INPUT FOR THIS TASK –
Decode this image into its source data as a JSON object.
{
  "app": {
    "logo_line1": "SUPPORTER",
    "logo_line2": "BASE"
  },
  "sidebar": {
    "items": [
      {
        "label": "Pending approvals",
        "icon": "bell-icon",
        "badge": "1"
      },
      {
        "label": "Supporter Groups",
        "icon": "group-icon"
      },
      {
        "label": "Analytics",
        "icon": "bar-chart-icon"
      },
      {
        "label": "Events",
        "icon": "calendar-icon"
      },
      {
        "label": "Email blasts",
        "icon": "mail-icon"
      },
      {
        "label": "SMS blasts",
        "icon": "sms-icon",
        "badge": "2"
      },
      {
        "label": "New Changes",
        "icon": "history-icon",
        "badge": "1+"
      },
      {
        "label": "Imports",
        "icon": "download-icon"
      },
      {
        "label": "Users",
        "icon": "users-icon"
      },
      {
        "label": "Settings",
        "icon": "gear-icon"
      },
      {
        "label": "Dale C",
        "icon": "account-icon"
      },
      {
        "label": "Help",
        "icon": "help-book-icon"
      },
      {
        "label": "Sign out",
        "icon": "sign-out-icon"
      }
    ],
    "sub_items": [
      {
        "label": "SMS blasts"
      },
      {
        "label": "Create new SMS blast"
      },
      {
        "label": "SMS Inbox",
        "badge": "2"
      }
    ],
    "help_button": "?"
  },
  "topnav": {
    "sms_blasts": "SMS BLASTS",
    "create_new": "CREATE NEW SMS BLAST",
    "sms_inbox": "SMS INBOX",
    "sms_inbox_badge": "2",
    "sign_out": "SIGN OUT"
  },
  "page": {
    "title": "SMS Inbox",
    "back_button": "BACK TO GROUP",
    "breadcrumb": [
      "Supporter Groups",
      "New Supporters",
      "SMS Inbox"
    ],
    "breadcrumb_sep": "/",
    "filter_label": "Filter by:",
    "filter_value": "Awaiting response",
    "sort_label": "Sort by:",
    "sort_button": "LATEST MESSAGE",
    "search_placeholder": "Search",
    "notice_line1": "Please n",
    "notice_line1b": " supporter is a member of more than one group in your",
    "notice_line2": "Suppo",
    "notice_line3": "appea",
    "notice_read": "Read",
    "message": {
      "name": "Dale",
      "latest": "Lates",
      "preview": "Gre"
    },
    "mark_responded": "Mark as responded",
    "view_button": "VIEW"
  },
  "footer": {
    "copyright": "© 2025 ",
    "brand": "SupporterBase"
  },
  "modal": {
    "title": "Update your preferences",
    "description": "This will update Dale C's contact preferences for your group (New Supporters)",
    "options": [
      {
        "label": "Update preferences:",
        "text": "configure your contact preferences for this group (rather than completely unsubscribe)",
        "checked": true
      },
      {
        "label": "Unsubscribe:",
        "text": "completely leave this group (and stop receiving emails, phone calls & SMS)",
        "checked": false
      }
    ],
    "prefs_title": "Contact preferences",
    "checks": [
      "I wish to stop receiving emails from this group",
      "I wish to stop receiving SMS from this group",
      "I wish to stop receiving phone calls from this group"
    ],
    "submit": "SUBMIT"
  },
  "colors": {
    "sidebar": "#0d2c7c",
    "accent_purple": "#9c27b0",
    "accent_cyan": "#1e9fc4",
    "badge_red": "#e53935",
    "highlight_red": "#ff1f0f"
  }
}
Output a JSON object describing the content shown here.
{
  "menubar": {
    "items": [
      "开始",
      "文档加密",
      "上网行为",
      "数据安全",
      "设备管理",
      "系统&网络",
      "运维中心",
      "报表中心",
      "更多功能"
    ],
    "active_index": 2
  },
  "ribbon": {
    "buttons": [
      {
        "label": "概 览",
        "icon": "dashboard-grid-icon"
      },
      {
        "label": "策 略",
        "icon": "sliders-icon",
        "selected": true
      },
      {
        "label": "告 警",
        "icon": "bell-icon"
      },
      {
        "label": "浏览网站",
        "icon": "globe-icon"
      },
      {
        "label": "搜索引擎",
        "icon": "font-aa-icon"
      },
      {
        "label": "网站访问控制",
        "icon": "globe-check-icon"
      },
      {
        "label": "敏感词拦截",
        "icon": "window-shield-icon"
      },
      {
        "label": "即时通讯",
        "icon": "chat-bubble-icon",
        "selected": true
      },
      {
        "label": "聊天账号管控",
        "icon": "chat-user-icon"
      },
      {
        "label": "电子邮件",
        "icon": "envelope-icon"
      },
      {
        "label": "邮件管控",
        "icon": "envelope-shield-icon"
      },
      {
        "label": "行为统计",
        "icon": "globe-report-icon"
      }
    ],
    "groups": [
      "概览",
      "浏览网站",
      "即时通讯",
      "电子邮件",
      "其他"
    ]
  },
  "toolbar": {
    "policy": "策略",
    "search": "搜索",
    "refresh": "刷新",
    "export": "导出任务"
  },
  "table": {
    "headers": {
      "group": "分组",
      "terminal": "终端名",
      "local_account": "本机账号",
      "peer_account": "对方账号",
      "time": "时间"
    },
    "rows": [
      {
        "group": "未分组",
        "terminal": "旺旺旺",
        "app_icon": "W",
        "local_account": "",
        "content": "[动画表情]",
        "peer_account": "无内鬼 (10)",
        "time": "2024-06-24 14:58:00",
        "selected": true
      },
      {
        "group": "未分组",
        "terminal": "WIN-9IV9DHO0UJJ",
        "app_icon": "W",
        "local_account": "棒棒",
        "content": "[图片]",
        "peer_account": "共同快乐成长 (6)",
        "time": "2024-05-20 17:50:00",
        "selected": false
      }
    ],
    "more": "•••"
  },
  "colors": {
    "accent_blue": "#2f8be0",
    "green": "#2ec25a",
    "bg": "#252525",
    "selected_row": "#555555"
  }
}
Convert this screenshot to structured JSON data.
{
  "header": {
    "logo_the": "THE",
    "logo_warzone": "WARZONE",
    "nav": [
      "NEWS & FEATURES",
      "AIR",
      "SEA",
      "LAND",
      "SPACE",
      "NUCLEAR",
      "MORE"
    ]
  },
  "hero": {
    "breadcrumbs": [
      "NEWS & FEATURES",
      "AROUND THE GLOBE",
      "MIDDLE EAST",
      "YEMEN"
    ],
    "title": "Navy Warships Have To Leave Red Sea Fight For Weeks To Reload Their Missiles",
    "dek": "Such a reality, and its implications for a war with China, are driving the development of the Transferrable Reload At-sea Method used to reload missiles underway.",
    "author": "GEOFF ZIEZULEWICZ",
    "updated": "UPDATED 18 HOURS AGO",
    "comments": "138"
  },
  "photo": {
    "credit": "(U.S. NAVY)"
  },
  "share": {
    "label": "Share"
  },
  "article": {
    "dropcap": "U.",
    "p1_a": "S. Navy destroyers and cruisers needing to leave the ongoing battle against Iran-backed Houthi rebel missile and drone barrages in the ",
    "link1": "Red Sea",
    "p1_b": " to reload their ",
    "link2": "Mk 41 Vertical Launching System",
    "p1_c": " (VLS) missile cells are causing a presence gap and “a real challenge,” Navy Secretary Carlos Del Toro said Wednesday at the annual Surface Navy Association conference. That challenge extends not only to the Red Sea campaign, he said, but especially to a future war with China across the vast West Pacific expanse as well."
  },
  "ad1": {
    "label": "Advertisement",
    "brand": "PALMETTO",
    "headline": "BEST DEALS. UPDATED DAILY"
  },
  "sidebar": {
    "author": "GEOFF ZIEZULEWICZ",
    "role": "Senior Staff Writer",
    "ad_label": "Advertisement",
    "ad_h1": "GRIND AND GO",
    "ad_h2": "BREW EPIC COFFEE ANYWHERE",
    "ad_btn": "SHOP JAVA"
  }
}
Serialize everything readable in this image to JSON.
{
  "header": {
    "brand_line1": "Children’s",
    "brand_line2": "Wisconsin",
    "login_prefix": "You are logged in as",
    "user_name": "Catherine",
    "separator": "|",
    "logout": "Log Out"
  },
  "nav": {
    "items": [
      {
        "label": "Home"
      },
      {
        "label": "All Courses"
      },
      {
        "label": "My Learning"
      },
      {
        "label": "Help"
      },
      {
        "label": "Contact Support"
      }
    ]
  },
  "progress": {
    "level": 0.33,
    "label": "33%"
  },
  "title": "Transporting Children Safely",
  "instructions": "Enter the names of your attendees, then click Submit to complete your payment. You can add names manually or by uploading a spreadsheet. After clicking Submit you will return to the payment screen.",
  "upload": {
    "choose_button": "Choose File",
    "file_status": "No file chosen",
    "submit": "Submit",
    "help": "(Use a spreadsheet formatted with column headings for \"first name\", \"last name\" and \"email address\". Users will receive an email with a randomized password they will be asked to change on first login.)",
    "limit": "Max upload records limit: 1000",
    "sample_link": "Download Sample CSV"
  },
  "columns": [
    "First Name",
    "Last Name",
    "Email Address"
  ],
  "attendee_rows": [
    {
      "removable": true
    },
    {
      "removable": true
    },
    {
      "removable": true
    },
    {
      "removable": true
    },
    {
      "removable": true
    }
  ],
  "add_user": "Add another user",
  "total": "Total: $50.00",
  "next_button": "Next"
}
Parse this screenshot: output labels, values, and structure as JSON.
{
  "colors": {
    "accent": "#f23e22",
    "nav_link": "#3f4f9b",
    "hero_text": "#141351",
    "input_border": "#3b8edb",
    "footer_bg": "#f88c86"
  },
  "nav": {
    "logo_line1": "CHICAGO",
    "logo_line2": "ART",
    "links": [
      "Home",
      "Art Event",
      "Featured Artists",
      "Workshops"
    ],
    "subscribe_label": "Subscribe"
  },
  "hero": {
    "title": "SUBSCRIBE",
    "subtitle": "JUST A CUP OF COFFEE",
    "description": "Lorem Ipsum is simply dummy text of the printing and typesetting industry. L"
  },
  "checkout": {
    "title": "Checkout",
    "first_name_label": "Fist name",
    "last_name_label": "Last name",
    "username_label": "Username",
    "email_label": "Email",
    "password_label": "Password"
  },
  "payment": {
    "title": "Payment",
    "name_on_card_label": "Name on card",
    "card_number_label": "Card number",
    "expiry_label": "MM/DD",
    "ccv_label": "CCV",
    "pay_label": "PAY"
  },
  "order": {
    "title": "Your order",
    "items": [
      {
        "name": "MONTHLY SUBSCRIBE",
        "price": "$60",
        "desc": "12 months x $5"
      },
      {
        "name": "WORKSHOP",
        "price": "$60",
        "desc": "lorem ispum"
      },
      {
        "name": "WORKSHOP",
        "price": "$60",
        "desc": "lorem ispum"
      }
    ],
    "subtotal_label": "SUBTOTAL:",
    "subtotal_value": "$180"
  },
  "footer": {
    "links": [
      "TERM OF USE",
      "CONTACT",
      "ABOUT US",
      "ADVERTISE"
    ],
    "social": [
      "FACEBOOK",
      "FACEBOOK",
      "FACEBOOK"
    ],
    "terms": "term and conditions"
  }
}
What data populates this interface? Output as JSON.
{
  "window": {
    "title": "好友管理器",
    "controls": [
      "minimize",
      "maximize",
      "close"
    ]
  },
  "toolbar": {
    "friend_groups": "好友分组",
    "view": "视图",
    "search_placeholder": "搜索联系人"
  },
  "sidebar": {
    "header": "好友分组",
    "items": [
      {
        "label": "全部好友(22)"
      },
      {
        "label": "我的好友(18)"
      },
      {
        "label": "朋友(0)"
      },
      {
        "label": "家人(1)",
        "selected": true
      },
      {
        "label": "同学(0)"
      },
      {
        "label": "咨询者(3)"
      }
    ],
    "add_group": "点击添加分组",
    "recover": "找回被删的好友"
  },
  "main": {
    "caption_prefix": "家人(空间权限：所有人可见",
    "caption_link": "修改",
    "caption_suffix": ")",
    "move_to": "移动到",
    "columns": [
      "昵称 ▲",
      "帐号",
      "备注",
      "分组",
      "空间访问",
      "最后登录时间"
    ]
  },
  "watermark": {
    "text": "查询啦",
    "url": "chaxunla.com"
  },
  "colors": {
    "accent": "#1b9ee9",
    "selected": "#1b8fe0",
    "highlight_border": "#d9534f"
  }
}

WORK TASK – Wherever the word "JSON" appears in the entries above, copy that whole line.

REPLY –
Decode this image into its source data as a JSON object.
Output a JSON object describing the content shown here.
Convert this screenshot to structured JSON data.
Serialize everything readable in this image to JSON.
Parse this screenshot: output labels, values, and structure as JSON.
What data populates this interface? Output as JSON.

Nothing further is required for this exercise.